Background: Our study evaluated if the presence of inflamed resection margins increased postoperative anastomotic complications in Crohn's disease patients.
Methods: Resection margins of 70 patients operated on due to Crohn's disease were analysed and classified by a single pathologist according to the degree of inflammation. Anastomotic complications defined as anastomosis failure or postoperative perianastomotic abscess were recorded with a 1-month follow-up. The Fisher's exact test was used to analyse if the degree of inflammation in the resection margin increased anastomotic complications.
Results: Altogether 46 patients (65.6%) had inflammation in their bowel resection margins. 12 patients (17.1%) had mild, 5 patients (7.1%) intensive and 29 patients (41.4%) very intensive inflammation in their resection margins. The presence of inflamed resection margin did not significantly influence the appearance of postoperative anastomotic complications (p>0.05). Only 3 patients (4.6%) had anastomotic complications including two anastomotic failures and one abscess.

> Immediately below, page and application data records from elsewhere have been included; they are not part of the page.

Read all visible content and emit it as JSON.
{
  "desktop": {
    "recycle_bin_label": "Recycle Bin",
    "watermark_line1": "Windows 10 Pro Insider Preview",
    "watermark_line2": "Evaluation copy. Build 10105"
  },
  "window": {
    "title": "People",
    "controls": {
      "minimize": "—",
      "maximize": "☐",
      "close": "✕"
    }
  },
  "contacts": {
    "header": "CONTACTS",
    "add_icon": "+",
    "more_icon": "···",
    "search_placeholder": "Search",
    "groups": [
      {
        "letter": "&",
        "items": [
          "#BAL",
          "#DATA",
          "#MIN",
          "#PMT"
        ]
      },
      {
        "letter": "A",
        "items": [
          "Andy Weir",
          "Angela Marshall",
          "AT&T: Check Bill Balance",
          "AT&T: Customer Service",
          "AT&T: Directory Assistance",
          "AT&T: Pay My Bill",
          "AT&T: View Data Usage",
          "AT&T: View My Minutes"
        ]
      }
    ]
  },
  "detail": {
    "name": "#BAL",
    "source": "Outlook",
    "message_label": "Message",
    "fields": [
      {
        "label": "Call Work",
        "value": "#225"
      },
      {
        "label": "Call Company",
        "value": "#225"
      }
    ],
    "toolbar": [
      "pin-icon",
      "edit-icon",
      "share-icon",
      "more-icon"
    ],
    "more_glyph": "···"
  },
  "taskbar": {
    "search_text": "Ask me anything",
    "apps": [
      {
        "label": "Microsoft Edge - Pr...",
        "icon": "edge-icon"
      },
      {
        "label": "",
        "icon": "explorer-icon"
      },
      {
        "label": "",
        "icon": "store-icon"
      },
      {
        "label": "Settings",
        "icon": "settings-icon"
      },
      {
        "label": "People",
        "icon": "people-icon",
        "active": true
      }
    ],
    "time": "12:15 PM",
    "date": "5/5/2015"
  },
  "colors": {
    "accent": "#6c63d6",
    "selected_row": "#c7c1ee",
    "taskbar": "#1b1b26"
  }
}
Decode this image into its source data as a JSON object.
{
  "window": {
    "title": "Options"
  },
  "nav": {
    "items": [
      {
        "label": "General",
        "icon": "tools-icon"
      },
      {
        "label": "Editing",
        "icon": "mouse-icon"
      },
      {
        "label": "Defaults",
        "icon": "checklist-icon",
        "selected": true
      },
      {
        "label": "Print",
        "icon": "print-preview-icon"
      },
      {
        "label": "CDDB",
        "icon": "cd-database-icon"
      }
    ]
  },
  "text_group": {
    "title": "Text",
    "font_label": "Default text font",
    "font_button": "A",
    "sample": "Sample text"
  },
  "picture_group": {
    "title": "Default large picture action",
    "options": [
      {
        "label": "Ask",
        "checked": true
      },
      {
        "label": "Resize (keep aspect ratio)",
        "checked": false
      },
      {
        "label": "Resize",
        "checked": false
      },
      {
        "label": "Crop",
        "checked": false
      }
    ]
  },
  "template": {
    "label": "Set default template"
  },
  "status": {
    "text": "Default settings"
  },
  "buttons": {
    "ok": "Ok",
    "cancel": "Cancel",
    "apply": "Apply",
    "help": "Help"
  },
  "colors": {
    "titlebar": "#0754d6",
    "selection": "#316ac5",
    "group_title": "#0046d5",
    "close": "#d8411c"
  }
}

Conclusions: Our study did not show correlation between the degree of inflammation in the bowel resection margin and the presence of postoperative anastomotic complications in Crohn's disease. Bowel conservative surgery with resection of only the most affected bowel segments should be chosen for Crohn's disease patients.